[App and web page records]

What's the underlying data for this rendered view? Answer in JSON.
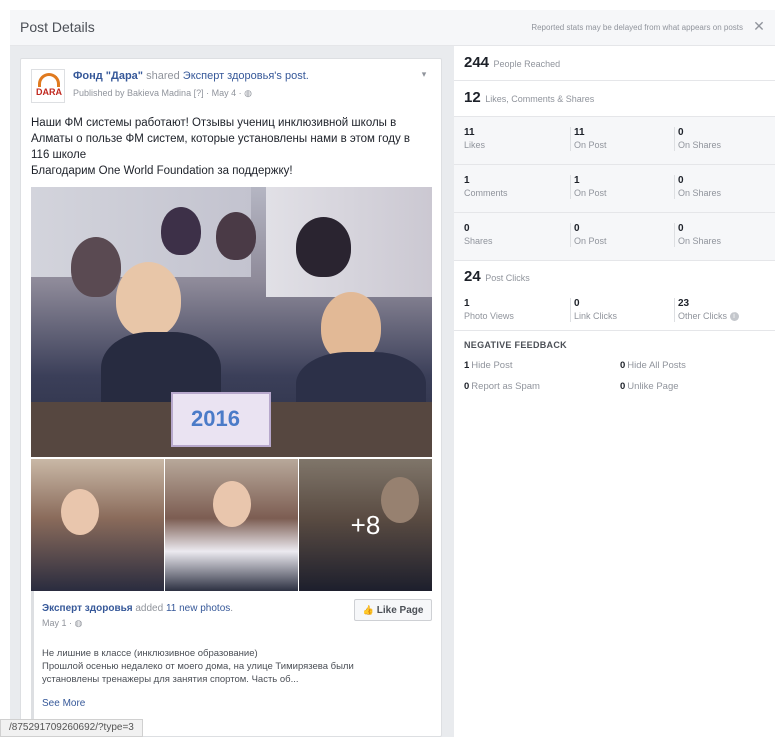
{
  "header": {
    "title": "Post Details",
    "note": "Reported stats may be delayed from what appears on posts",
    "close_glyph": "✕"
  },
  "post": {
    "page_name": "Фонд \"Дара\"",
    "shared_word": "shared",
    "source_name": "Эксперт здоровья",
    "source_suffix": "'s",
    "post_word": "post.",
    "published_by": "Published by Bakieva Madina [?] · May 4 · ",
    "globe_glyph": "◍",
    "avatar_text": "DARA",
    "text_line1": "Наши ФМ системы работают! Отзывы учениц инклюзивной школы в Алматы о пользе ФМ систем, которые установлены нами в этом году в 116 школе",
    "text_line2": "Благодарим One World Foundation за поддержку!",
    "year_label": "2016",
    "more_photos": "+8"
  },
  "shared": {
    "author": "Эксперт здоровья",
    "added": " added ",
    "photos_link": "11 new photos",
    "period": ".",
    "date": "May 1 · ",
    "like_button": "Like Page",
    "text_line1": "Не лишние в классе (инклюзивное образование)",
    "text_line2": "Прошлой осенью недалеко от моего дома, на улице Тимирязева были установлены тренажеры для занятия спортом. Часть об...",
    "see_more": "See More"
  },
  "status_url": "/875291709260692/?type=3",
  "stats": {
    "reached_num": "244",
    "reached_label": "People Reached",
    "engagement_num": "12",
    "engagement_label": "Likes, Comments & Shares",
    "rows": [
      {
        "total": "11",
        "total_label": "Likes",
        "post": "11",
        "post_label": "On Post",
        "shares": "0",
        "shares_label": "On Shares"
      },
      {
        "total": "1",
        "total_label": "Comments",
        "post": "1",
        "post_label": "On Post",
        "shares": "0",
        "shares_label": "On Shares"
      },
      {
        "total": "0",
        "total_label": "Shares",
        "post": "0",
        "post_label": "On Post",
        "shares": "0",
        "shares_label": "On Shares"
      }
    ],
    "clicks_num": "24",
    "clicks_label": "Post Clicks",
    "clicks": [
      {
        "num": "1",
        "label": "Photo Views"
      },
      {
        "num": "0",
        "label": "Link Clicks"
      },
      {
        "num": "23",
        "label": "Other Clicks"
      }
    ],
    "info_glyph": "i"
  },
  "negative": {
    "title": "NEGATIVE FEEDBACK",
    "items": [
      {
        "num": "1",
        "label": "Hide Post"
      },
      {
        "num": "0",
        "label": "Hide All Posts"
      },
      {
        "num": "0",
        "label": "Report as Spam"
      },
      {
        "num": "0",
        "label": "Unlike Page"
      }
    ]
  },
  "colors": {
    "link": "#365899",
    "muted": "#90949c",
    "band": "#f6f7f9",
    "background": "#e9ebee"
  }
}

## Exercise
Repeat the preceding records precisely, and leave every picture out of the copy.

## Result for this exercise
What's the underlying data for this rendered view? Answer in JSON.
{
  "header": {
    "title": "Post Details",
    "note": "Reported stats may be delayed from what appears on posts",
    "close_glyph": "✕"
  },
  "post": {
    "page_name": "Фонд \"Дара\"",
    "shared_word": "shared",
    "source_name": "Эксперт здоровья",
    "source_suffix": "'s",
    "post_word": "post.",
    "published_by": "Published by Bakieva Madina [?] · May 4 · ",
    "globe_glyph": "◍",
    "avatar_text": "DARA",
    "text_line1": "Наши ФМ системы работают! Отзывы учениц инклюзивной школы в Алматы о пользе ФМ систем, которые установлены нами в этом году в 116 школе",
    "text_line2": "Благодарим One World Foundation за поддержку!",
    "year_label": "2016",
    "more_photos": "+8"
  },
  "shared": {
    "author": "Эксперт здоровья",
    "added": " added ",
    "photos_link": "11 new photos",
    "period": ".",
    "date": "May 1 · ",
    "like_button": "Like Page",
    "text_line1": "Не лишние в классе (инклюзивное образование)",
    "text_line2": "Прошлой осенью недалеко от моего дома, на улице Тимирязева были установлены тренажеры для занятия спортом. Часть об...",
    "see_more": "See More"
  },
  "status_url": "/875291709260692/?type=3",
  "stats": {
    "reached_num": "244",
    "reached_label": "People Reached",
    "engagement_num": "12",
    "engagement_label": "Likes, Comments & Shares",
    "rows": [
      {
        "total": "11",
        "total_label": "Likes",
        "post": "11",
        "post_label": "On Post",
        "shares": "0",
        "shares_label": "On Shares"
      },
      {
        "total": "1",
        "total_label": "Comments",
        "post": "1",
        "post_label": "On Post",
        "shares": "0",
        "shares_label": "On Shares"
      },
      {
        "total": "0",
        "total_label": "Shares",
        "post": "0",
        "post_label": "On Post",
        "shares": "0",
        "shares_label": "On Shares"
      }
    ],
    "clicks_num": "24",
    "clicks_label": "Post Clicks",
    "clicks": [
      {
        "num": "1",
        "label": "Photo Views"
      },
      {
        "num": "0",
        "label": "Link Clicks"
      },
      {
        "num": "23",
        "label": "Other Clicks"
      }
    ],
    "info_glyph": "i"
  },
  "negative": {
    "title": "NEGATIVE FEEDBACK",
    "items": [
      {
        "num": "1",
        "label": "Hide Post"
      },
      {
        "num": "0",
        "label": "Hide All Posts"
      },
      {
        "num": "0",
        "label": "Report as Spam"
      },
      {
        "num": "0",
        "label": "Unlike Page"
      }
    ]
  },
  "colors": {
    "link": "#365899",
    "muted": "#90949c",
    "band": "#f6f7f9",
    "background": "#e9ebee"
  }
}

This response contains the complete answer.